— WORK REQUIRED —
Write each entry out again, exactly as it is written.

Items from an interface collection
++++++
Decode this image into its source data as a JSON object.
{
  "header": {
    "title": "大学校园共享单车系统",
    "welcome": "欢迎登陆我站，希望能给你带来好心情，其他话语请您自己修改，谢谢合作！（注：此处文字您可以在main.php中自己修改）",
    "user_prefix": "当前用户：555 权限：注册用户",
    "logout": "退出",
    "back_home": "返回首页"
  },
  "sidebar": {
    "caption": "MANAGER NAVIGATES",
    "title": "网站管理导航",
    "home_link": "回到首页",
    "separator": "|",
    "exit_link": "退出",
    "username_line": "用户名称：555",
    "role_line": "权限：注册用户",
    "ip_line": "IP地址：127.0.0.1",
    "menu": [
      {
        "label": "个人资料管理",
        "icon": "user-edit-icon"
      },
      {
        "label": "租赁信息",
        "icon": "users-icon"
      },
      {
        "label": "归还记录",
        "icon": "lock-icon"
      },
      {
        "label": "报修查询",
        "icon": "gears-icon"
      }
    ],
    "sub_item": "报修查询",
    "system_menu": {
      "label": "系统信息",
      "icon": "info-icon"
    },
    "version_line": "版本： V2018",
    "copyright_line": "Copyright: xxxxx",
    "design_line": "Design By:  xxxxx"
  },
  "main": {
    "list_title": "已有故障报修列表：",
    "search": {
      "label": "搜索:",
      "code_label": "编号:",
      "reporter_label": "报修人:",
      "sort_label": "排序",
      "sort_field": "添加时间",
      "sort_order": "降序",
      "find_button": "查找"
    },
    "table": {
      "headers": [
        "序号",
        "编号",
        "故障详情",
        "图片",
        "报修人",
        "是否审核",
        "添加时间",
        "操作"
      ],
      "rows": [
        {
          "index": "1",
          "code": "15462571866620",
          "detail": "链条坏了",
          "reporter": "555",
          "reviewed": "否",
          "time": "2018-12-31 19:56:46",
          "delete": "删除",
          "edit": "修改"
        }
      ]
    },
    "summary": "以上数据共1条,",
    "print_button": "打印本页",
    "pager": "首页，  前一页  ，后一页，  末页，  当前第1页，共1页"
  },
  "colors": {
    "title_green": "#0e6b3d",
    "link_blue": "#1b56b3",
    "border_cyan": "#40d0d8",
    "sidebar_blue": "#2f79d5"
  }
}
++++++
— FINISHED TASK —
Decode this image into its source data as a JSON object.
{
  "header": {
    "title": "大学校园共享单车系统",
    "welcome": "欢迎登陆我站，希望能给你带来好心情，其他话语请您自己修改，谢谢合作！（注：此处文字您可以在main.php中自己修改）",
    "user_prefix": "当前用户：555 权限：注册用户",
    "logout": "退出",
    "back_home": "返回首页"
  },
  "sidebar": {
    "caption": "MANAGER NAVIGATES",
    "title": "网站管理导航",
    "home_link": "回到首页",
    "separator": "|",
    "exit_link": "退出",
    "username_line": "用户名称：555",
    "role_line": "权限：注册用户",
    "ip_line": "IP地址：127.0.0.1",
    "menu": [
      {
        "label": "个人资料管理",
        "icon": "user-edit-icon"
      },
      {
        "label": "租赁信息",
        "icon": "users-icon"
      },
      {
        "label": "归还记录",
        "icon": "lock-icon"
      },
      {
        "label": "报修查询",
        "icon": "gears-icon"
      }
    ],
    "sub_item": "报修查询",
    "system_menu": {
      "label": "系统信息",
      "icon": "info-icon"
    },
    "version_line": "版本： V2018",
    "copyright_line": "Copyright: xxxxx",
    "design_line": "Design By:  xxxxx"
  },
  "main": {
    "list_title": "已有故障报修列表：",
    "search": {
      "label": "搜索:",
      "code_label": "编号:",
      "reporter_label": "报修人:",
      "sort_label": "排序",
      "sort_field": "添加时间",
      "sort_order": "降序",
      "find_button": "查找"
    },
    "table": {
      "headers": [
        "序号",
        "编号",
        "故障详情",
        "图片",
        "报修人",
        "是否审核",
        "添加时间",
        "操作"
      ],
      "rows": [
        {
          "index": "1",
          "code": "15462571866620",
          "detail": "链条坏了",
          "reporter": "555",
          "reviewed": "否",
          "time": "2018-12-31 19:56:46",
          "delete": "删除",
          "edit": "修改"
        }
      ]
    },
    "summary": "以上数据共1条,",
    "print_button": "打印本页",
    "pager": "首页，  前一页  ，后一页，  末页，  当前第1页，共1页"
  },
  "colors": {
    "title_green": "#0e6b3d",
    "link_blue": "#1b56b3",
    "border_cyan": "#40d0d8",
    "sidebar_blue": "#2f79d5"
  }
}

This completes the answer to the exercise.